Identity theft is one of the most common types of cyber crime. The main reason identity theft occurs is with the view of creating fraud for financial gains. Criminals usually steal the identity information of others such as credit card information, addresses, email addresses and more. With this information, they can pretend to be someone else and create new bank accounts.
19. Child Soliciting & Abuse
Child soliciting and abuse online is a type of cybercrime where criminals solicit children via chat rooms for the purpose of pornography. It can also come in form of material that shows or describes sexual abuse towards children. A child is regarded as someone who is under the age of 16. This type of cyber crime is heavily monitored by the police.
It can be a threat to companies as well as individuals because the perpetrators may be looking to adopt another persona online.
Ransomware affects many companies and has recently affected the NHS and other big corporations all over the world. Ransomware enters your computer network and encrypts files, meaning you don’t have any access to them. The attacker will send you a notification demanding a large sum of money for you to then get your data back. The criminals' aim is that they will get enough people to pay to ransom fee to get a quick buck.
What Law Enforcement Protects Businesses And Individuals Against Fraud and Cyber Crime?
In the UK, the National Cyber Security Center protects and supports organisations and the wider public sector, as well as the general public. They are able to offer incident response, assist with recovery and offer advice on legal matters. You can report an incident to the NCSC or turn to the Action Fraud site for cybercrimes relating to fraud.
The Crown Prosecution Service (CPS) is responsible for the prosecution of criminal cases that have been investigated by the police or other investigative organisations within England and Wales.
Why You Need To Protect Yourself
Cyber criminals are out there and will do anything to make money and steal useful information. As we are becoming more digital, we are opening ourselves up to more and more types of cyber crime. Cyber crime, as we have discussed, can vary in severity. It's not something that businesses should take lightly as the knock-on effect could extend to your customers, too. If you handle sensitive, personal data, you risk exposing your clients to threats. This will have immediate consequences for your reputation as a trusted brand, and also potentially have a negative effect on the lives of your customers. Businesses that have fallen prey to cyber crime struggle to recover, partly because of the financial implications, but also because once trust has been destabilised, customers will remain wary and avoid returning to your services.
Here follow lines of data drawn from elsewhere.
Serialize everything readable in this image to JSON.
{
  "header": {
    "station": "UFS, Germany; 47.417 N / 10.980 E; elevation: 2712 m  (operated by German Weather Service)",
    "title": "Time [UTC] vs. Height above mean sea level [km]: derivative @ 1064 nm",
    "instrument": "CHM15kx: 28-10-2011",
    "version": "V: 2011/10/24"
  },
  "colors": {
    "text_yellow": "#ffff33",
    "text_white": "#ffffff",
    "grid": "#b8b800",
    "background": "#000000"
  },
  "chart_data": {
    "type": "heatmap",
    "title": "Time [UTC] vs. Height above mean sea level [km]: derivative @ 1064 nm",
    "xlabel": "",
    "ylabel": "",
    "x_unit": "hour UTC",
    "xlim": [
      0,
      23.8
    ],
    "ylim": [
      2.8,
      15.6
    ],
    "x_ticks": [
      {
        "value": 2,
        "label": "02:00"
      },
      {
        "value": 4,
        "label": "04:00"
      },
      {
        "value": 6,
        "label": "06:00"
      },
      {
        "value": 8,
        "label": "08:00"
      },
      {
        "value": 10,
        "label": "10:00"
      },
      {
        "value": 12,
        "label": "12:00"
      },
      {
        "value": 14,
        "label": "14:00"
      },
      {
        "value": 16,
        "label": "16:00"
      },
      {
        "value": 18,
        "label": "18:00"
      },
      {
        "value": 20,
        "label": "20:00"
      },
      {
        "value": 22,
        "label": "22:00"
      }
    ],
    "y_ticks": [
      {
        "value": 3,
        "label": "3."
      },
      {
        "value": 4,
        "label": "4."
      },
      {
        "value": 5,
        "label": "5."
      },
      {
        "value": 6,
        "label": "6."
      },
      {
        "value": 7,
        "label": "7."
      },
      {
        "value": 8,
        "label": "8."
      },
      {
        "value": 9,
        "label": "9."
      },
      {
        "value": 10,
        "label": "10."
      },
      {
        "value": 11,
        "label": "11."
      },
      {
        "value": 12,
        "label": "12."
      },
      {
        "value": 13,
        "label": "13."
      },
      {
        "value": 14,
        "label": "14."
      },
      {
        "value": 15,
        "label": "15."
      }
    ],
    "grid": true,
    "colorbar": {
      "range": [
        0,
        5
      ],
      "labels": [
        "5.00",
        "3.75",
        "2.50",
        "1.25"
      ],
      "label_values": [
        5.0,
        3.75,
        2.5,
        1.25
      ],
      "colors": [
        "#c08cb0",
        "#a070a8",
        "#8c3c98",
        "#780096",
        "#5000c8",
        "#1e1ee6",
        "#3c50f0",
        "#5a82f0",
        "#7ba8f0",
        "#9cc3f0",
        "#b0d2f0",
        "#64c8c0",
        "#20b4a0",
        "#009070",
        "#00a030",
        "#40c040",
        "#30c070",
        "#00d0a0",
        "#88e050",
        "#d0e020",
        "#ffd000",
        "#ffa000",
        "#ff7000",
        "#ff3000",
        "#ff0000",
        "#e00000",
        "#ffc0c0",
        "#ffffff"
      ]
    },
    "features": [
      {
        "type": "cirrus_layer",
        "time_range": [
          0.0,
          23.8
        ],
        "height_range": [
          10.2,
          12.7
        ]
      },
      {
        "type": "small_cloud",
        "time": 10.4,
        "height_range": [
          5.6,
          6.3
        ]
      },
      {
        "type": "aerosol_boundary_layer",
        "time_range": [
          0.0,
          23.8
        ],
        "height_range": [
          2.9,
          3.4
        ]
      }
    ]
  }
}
There are many ways to protect yourself from cyber attacks. Protecting yourself will make you less vulnerable to cyber attacks and therefore prevent you from getting your personal information stolen, robbed, having your data encrypted, and so on.
Read the Silverbug strategy to cybersecurity here and learn ways of protecting your business from cyber threats.
Is Anti-Virus Software Enough To Protect Your Business?
In short, anti-virus software alone will not be sufficient to defend your business against the multitude of threats that are continuously evolving and targeting companies of all sizes. Smart business leaders know that a strategic approach is required in order to defend your organisation from all angles – particularly as more and more employees opt for a hybrid approach to work. Relying on IT security specialists to assess your current cyber security infrastructure and formulate a customised plan that works with your particular business model is essential. You can either take their expertise and apply it with the help of your in-house security team, or you can select a managed security service that will proactively work behind the scenes to ensure your business is shielded from cyber criminals.